━━━━━ Available data ━━━━━

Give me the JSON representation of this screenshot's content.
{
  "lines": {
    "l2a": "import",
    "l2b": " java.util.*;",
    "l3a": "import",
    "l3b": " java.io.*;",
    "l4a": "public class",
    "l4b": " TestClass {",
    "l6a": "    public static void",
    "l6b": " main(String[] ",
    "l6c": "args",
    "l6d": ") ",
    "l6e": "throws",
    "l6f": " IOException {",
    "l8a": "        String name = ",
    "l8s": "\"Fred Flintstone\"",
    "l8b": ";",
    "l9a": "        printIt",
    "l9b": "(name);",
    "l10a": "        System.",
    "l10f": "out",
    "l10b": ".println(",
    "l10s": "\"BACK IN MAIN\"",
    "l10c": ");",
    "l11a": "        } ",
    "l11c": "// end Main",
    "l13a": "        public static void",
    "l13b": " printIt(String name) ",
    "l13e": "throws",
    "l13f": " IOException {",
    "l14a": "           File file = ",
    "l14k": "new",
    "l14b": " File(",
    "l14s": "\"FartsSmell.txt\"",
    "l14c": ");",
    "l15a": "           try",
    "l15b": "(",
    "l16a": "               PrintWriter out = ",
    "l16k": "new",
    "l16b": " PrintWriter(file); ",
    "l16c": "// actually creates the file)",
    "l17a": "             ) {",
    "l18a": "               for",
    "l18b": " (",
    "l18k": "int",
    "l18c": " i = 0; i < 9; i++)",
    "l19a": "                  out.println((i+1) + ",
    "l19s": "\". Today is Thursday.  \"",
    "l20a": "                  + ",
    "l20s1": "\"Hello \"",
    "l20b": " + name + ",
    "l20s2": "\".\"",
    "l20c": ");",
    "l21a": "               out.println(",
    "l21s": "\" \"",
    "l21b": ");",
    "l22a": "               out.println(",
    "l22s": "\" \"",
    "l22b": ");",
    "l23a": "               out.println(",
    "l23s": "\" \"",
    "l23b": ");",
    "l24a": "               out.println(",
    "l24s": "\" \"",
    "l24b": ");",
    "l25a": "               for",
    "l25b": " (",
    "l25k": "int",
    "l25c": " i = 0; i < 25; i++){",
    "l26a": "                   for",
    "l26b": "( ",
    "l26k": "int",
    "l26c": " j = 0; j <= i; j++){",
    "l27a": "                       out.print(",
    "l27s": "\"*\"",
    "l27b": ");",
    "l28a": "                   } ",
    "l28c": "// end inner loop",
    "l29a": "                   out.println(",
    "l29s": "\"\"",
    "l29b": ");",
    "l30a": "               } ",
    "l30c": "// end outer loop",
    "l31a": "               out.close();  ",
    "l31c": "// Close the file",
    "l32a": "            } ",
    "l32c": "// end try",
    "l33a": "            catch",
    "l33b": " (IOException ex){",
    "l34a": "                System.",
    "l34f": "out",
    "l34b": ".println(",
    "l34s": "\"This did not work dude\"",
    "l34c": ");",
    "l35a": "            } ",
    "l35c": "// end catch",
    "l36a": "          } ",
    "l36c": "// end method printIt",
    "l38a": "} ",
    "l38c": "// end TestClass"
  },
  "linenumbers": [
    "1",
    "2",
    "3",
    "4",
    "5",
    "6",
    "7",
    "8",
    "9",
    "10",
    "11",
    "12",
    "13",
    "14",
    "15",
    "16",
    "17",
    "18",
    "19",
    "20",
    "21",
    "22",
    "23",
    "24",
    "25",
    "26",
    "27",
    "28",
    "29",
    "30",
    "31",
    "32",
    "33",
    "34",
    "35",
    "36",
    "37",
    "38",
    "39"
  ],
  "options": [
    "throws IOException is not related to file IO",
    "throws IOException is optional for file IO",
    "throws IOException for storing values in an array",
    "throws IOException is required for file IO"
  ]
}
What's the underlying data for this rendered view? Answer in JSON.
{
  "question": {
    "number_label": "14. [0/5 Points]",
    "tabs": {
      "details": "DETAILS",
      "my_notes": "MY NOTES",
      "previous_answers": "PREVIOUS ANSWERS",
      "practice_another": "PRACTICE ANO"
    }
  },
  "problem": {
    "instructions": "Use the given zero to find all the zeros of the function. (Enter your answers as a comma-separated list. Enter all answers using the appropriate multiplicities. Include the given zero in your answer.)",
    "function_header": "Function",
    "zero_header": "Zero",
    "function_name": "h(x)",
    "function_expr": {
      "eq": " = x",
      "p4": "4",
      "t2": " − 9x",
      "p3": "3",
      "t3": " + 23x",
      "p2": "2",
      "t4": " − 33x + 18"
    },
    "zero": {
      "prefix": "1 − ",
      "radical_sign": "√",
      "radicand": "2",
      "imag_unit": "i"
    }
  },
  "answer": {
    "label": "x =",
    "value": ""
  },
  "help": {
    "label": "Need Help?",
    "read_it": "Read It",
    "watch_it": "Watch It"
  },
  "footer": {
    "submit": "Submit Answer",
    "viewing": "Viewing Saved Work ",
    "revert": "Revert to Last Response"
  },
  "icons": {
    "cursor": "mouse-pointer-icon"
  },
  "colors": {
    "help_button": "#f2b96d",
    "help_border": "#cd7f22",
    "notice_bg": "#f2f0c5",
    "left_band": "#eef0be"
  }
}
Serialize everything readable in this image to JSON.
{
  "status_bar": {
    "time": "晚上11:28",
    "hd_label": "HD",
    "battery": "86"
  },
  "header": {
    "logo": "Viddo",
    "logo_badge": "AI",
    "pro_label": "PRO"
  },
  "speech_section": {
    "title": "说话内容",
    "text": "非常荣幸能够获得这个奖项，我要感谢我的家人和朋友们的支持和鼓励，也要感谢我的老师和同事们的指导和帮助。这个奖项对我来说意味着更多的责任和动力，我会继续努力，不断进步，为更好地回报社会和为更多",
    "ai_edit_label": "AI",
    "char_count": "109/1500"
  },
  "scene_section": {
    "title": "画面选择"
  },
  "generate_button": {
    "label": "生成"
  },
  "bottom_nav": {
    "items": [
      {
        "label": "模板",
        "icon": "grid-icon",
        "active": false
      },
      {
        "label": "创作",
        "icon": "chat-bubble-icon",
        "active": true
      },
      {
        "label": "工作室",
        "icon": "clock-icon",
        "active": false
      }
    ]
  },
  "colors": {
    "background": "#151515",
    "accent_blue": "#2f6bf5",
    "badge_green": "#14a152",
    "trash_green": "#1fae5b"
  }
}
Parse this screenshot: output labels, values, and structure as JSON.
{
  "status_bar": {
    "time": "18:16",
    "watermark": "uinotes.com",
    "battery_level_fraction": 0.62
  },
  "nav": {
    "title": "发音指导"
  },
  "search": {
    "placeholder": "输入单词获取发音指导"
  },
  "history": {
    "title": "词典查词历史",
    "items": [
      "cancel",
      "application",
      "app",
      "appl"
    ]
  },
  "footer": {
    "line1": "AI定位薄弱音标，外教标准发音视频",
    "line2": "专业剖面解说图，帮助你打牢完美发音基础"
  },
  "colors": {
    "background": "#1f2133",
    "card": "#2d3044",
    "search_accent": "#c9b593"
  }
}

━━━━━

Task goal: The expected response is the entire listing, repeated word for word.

Answer below:
Give me the JSON representation of this screenshot's content.
{
  "lines": {
    "l2a": "import",
    "l2b": " java.util.*;",
    "l3a": "import",
    "l3b": " java.io.*;",
    "l4a": "public class",
    "l4b": " TestClass {",
    "l6a": "    public static void",
    "l6b": " main(String[] ",
    "l6c": "args",
    "l6d": ") ",
    "l6e": "throws",
    "l6f": " IOException {",
    "l8a": "        String name = ",
    "l8s": "\"Fred Flintstone\"",
    "l8b": ";",
    "l9a": "        printIt",
    "l9b": "(name);",
    "l10a": "        System.",
    "l10f": "out",
    "l10b": ".println(",
    "l10s": "\"BACK IN MAIN\"",
    "l10c": ");",
    "l11a": "        } ",
    "l11c": "// end Main",
    "l13a": "        public static void",
    "l13b": " printIt(String name) ",
    "l13e": "throws",
    "l13f": " IOException {",
    "l14a": "           File file = ",
    "l14k": "new",
    "l14b": " File(",
    "l14s": "\"FartsSmell.txt\"",
    "l14c": ");",
    "l15a": "           try",
    "l15b": "(",
    "l16a": "               PrintWriter out = ",
    "l16k": "new",
    "l16b": " PrintWriter(file); ",
    "l16c": "// actually creates the file)",
    "l17a": "             ) {",
    "l18a": "               for",
    "l18b": " (",
    "l18k": "int",
    "l18c": " i = 0; i < 9; i++)",
    "l19a": "                  out.println((i+1) + ",
    "l19s": "\". Today is Thursday.  \"",
    "l20a": "                  + ",
    "l20s1": "\"Hello \"",
    "l20b": " + name + ",
    "l20s2": "\".\"",
    "l20c": ");",
    "l21a": "               out.println(",
    "l21s": "\" \"",
    "l21b": ");",
    "l22a": "               out.println(",
    "l22s": "\" \"",
    "l22b": ");",
    "l23a": "               out.println(",
    "l23s": "\" \"",
    "l23b": ");",
    "l24a": "               out.println(",
    "l24s": "\" \"",
    "l24b": ");",
    "l25a": "               for",
    "l25b": " (",
    "l25k": "int",
    "l25c": " i = 0; i < 25; i++){",
    "l26a": "                   for",
    "l26b": "( ",
    "l26k": "int",
    "l26c": " j = 0; j <= i; j++){",
    "l27a": "                       out.print(",
    "l27s": "\"*\"",
    "l27b": ");",
    "l28a": "                   } ",
    "l28c": "// end inner loop",
    "l29a": "                   out.println(",
    "l29s": "\"\"",
    "l29b": ");",
    "l30a": "               } ",
    "l30c": "// end outer loop",
    "l31a": "               out.close();  ",
    "l31c": "// Close the file",
    "l32a": "            } ",
    "l32c": "// end try",
    "l33a": "            catch",
    "l33b": " (IOException ex){",
    "l34a": "                System.",
    "l34f": "out",
    "l34b": ".println(",
    "l34s": "\"This did not work dude\"",
    "l34c": ");",
    "l35a": "            } ",
    "l35c": "// end catch",
    "l36a": "          } ",
    "l36c": "// end method printIt",
    "l38a": "} ",
    "l38c": "// end TestClass"
  },
  "linenumbers": [
    "1",
    "2",
    "3",
    "4",
    "5",
    "6",
    "7",
    "8",
    "9",
    "10",
    "11",
    "12",
    "13",
    "14",
    "15",
    "16",
    "17",
    "18",
    "19",
    "20",
    "21",
    "22",
    "23",
    "24",
    "25",
    "26",
    "27",
    "28",
    "29",
    "30",
    "31",
    "32",
    "33",
    "34",
    "35",
    "36",
    "37",
    "38",
    "39"
  ],
  "options": [
    "throws IOException is not related to file IO",
    "throws IOException is optional for file IO",
    "throws IOException for storing values in an array",
    "throws IOException is required for file IO"
  ]
}
What's the underlying data for this rendered view? Answer in JSON.
{
  "question": {
    "number_label": "14. [0/5 Points]",
    "tabs": {
      "details": "DETAILS",
      "my_notes": "MY NOTES",
      "previous_answers": "PREVIOUS ANSWERS",
      "practice_another": "PRACTICE ANO"
    }
  },
  "problem": {
    "instructions": "Use the given zero to find all the zeros of the function. (Enter your answers as a comma-separated list. Enter all answers using the appropriate multiplicities. Include the given zero in your answer.)",
    "function_header": "Function",
    "zero_header": "Zero",
    "function_name": "h(x)",
    "function_expr": {
      "eq": " = x",
      "p4": "4",
      "t2": " − 9x",
      "p3": "3",
      "t3": " + 23x",
      "p2": "2",
      "t4": " − 33x + 18"
    },
    "zero": {
      "prefix": "1 − ",
      "radical_sign": "√",
      "radicand": "2",
      "imag_unit": "i"
    }
  },
  "answer": {
    "label": "x =",
    "value": ""
  },
  "help": {
    "label": "Need Help?",
    "read_it": "Read It",
    "watch_it": "Watch It"
  },
  "footer": {
    "submit": "Submit Answer",
    "viewing": "Viewing Saved Work ",
    "revert": "Revert to Last Response"
  },
  "icons": {
    "cursor": "mouse-pointer-icon"
  },
  "colors": {
    "help_button": "#f2b96d",
    "help_border": "#cd7f22",
    "notice_bg": "#f2f0c5",
    "left_band": "#eef0be"
  }
}
Serialize everything readable in this image to JSON.
{
  "status_bar": {
    "time": "晚上11:28",
    "hd_label": "HD",
    "battery": "86"
  },
  "header": {
    "logo": "Viddo",
    "logo_badge": "AI",
    "pro_label": "PRO"
  },
  "speech_section": {
    "title": "说话内容",
    "text": "非常荣幸能够获得这个奖项，我要感谢我的家人和朋友们的支持和鼓励，也要感谢我的老师和同事们的指导和帮助。这个奖项对我来说意味着更多的责任和动力，我会继续努力，不断进步，为更好地回报社会和为更多",
    "ai_edit_label": "AI",
    "char_count": "109/1500"
  },
  "scene_section": {
    "title": "画面选择"
  },
  "generate_button": {
    "label": "生成"
  },
  "bottom_nav": {
    "items": [
      {
        "label": "模板",
        "icon": "grid-icon",
        "active": false
      },
      {
        "label": "创作",
        "icon": "chat-bubble-icon",
        "active": true
      },
      {
        "label": "工作室",
        "icon": "clock-icon",
        "active": false
      }
    ]
  },
  "colors": {
    "background": "#151515",
    "accent_blue": "#2f6bf5",
    "badge_green": "#14a152",
    "trash_green": "#1fae5b"
  }
}
Parse this screenshot: output labels, values, and structure as JSON.
{
  "status_bar": {
    "time": "18:16",
    "watermark": "uinotes.com",
    "battery_level_fraction": 0.62
  },
  "nav": {
    "title": "发音指导"
  },
  "search": {
    "placeholder": "输入单词获取发音指导"
  },
  "history": {
    "title": "词典查词历史",
    "items": [
      "cancel",
      "application",
      "app",
      "appl"
    ]
  },
  "footer": {
    "line1": "AI定位薄弱音标，外教标准发音视频",
    "line2": "专业剖面解说图，帮助你打牢完美发音基础"
  },
  "colors": {
    "background": "#1f2133",
    "card": "#2d3044",
    "search_accent": "#c9b593"
  }
}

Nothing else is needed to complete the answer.